A community group: a group of people who work for the benefit of the public, particularly in their local area. Community groups, fortunately, are numerous, and diverse in their raisons d’etre. Sports clubs, health support groups, community orchards and fridges, sustainability organisations, First Responders… once you start thinking about them, the list is endless. Thank goodness, because they are the ones that make an enormous difference where it matters – at a local level. While we need change from the top down, we need to be building from the ground up and there are so many wonderful people out there doing just that.
CEO of The Word Forest Organisation, Tracey West says, “I’ll be honest, community-led environmental groups can be quite exhausting to get involved with, but in the best way as they’re by far the most rewarding. I say, ‘exhausting’ because once you find yourself connected to people who speak your language, who are motivated by the same things you are, you feel at home, you want to do all you can to evoke positive change. You can end up wanting to green up your entire neighbourhood!
Helping people on your home turf to lean towards the green is incredibly empowering. Seeing the results on your own doorstep often fuels your desire to do more. Once I realised grassroots activism was such a powerful tool to mitigate climate chaos, I found myself ready to lend my elbow to the environmental challenges that other communities were facing in different parts of the country. From setting up local Transition Town groups, providing anti-fracking solidarity in Lancashire, to joining the locals at Climate Camp in Merthyr Tydfil to protest against open cast mining; everything counts and occasionally, the taste of victory is sweet.”
This week we thought we’d shine a light on a relatively new group which, despite having been in existence for less than a year, is already championing some seriously important initiatives. Here’s what one of the coordinators, Vicki Elcoate, had to say:
“Dorset Climate Action Network (CAN) was galvanised into existence last autumn. Its first tasks were to review and engage others in commenting on the impending Dorset Local Plan and Dorset Council’s Climate and Ecological Emergency Strategy (CEES). Creating an organisation – particularly a county wide network – from scratch and engaging, motivating and inspiring people to be active participants takes time and energy. From the hard work of the few there were soon Zoom meetings taking place during deepest lockdown, with 100 people in the virtual room and another 50 on the waiting list.
Dorset CAN is about linking up people all over the county; people who have brilliant ideas about cutting carbon emissions and addressing seemingly intractable issues like transport and energy, people who are passionate about restoring nature. The climate and ecological emergency is so serious and so pressing that it would be impossible not to get stuck in.
The first priorities were to submit detailed responses on the Local Plan and the CEES. The latter was submitted on behalf of 26 organisations representing 3,500 people, as well as individuals.

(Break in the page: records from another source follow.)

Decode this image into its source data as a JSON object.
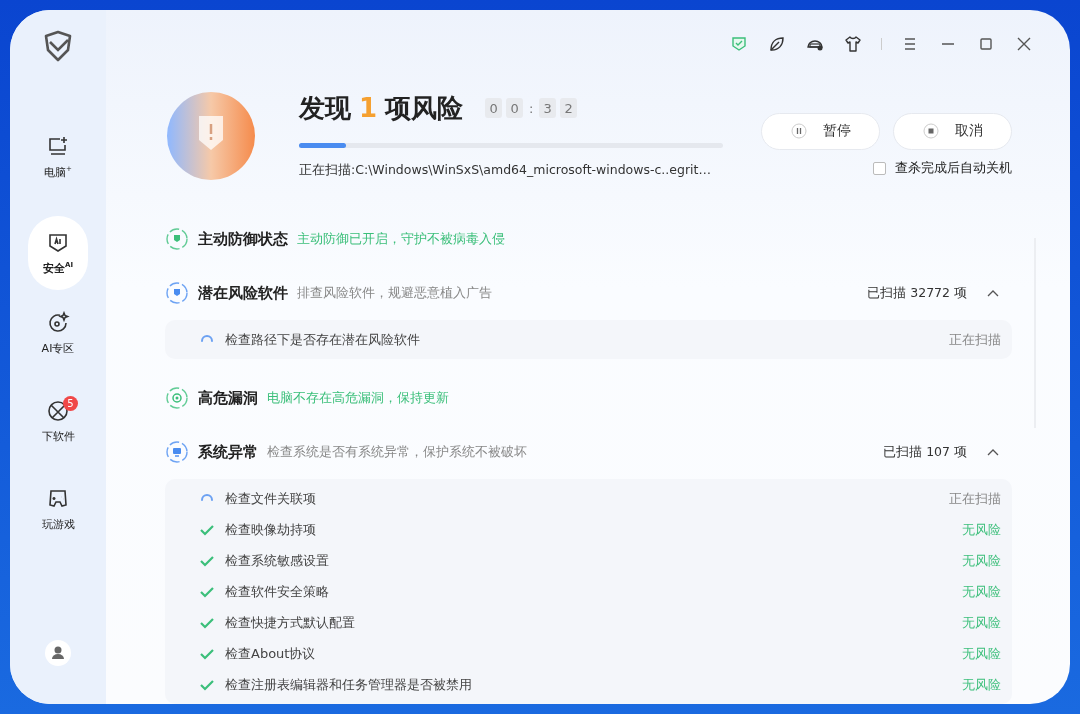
{
  "sidebar": {
    "items": [
      {
        "label": "电脑$^{+}$",
        "selected": false
      },
      {
        "label": "安全$^{AI}$",
        "selected": true
      },
      {
        "label": "AI专区",
        "selected": false
      },
      {
        "label": "下软件",
        "selected": false,
        "badge": "5"
      },
      {
        "label": "玩游戏",
        "selected": false
      }
    ]
  },
  "header": {
    "title_prefix": "发现",
    "count": "1",
    "title_suffix": "项风险",
    "timer": [
      "0",
      "0",
      ":",
      "3",
      "2"
    ],
    "progress": {
      "level": 0.11
    },
    "scan_path": "正在扫描:C:\\Windows\\WinSxS\\amd64_microsoft-windows-c..egrit…",
    "buttons": [
      {
        "label": "暂停",
        "kind": "pause"
      },
      {
        "label": "取消",
        "kind": "stop"
      }
    ],
    "auto_shutdown": {
      "label": "查杀完成后自动关机",
      "checked": false
    }
  },
  "sections": [
    {
      "title": "主动防御状态",
      "desc": "主动防御已开启，守护不被病毒入侵",
      "kind": "safe"
    },
    {
      "title": "潜在风险软件",
      "desc": "排查风险软件，规避恶意植入广告",
      "kind": "scanning",
      "count": "已扫描 32772 项",
      "expanded": true,
      "items": [
        {
          "label": "检查路径下是否存在潜在风险软件",
          "kind": "scanning",
          "result": "正在扫描"
        }
      ]
    },
    {
      "title": "高危漏洞",
      "desc": "电脑不存在高危漏洞，保持更新",
      "kind": "safe"
    },
    {
      "title": "系统异常",
      "desc": "检查系统是否有系统异常，保护系统不被破坏",
      "kind": "scanning",
      "count": "已扫描 107 项",
      "expanded": true,
      "items": [
        {
          "label": "检查文件关联项",
          "kind": "scanning",
          "result": "正在扫描"
        },
        {
          "label": "检查映像劫持项",
          "kind": "safe",
          "result": "无风险"
        },
        {
          "label": "检查系统敏感设置",
          "kind": "safe",
          "result": "无风险"
        },
        {
          "label": "检查软件安全策略",
          "kind": "safe",
          "result": "无风险"
        },
        {
          "label": "检查快捷方式默认配置",
          "kind": "safe",
          "result": "无风险"
        },
        {
          "label": "检查About协议",
          "kind": "safe",
          "result": "无风险"
        },
        {
          "label": "检查注册表编辑器和任务管理器是否被禁用",
          "kind": "safe",
          "result": "无风险"
        }
      ]
    }
  ]
}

In the past few months Dorset Climate Action Network has produced a logo, a website https://www.dorsetcan.news/, regular newsletters and a constitution. There are dozens of people involved, in teams which meet regularly to get better informed and plan practical action. It will soon have agreed its vision, mission and strategic aims and hold a meeting for founder members, where we plan to show The Word Forest Organisation documentary, #TreesAreTheKey.
We welcome founder members who want to be active supporters of the most important enterprise we can all engage with – taking action on climate change. We are there to support, motivate and encourage others and be creative and passionate.
I still haven’t met nearly everyone in Dorset CAN except on a screen. It will be interesting to see them in 3D at last. You can sign up as a founder member here: https://mailchi.mp/7bc1cfccd6d6/membership“
Wow! Dorset CAN have achieved a huge amount in a very short time. More power to their elbow and please do check out their newsletter, there’s some excellent stuff going on! Bear in mind also that, while front line action isn’t for everyone, there are so many things group members can do in the back office! There are critical roles of every kind to fill, from writing articles, doing social media, distributing leaflets and organising events, right through to simply making cakes and restorative cups of tea: as mentioned above, all positive actions matter.
There’s no time to sit back and wait for governments to come up with pioneering solutions to save our planet – we’ve got to do that in our homes, on our own streets. Greta said, “Our house is on fire” – how right she was and how much better it is to get active with a brilliant community eco-group right now, rather than waiting until we find ourselves up the creek without a paddle or a neighbour to paddle with.
Vicki Elcoate and Tracey West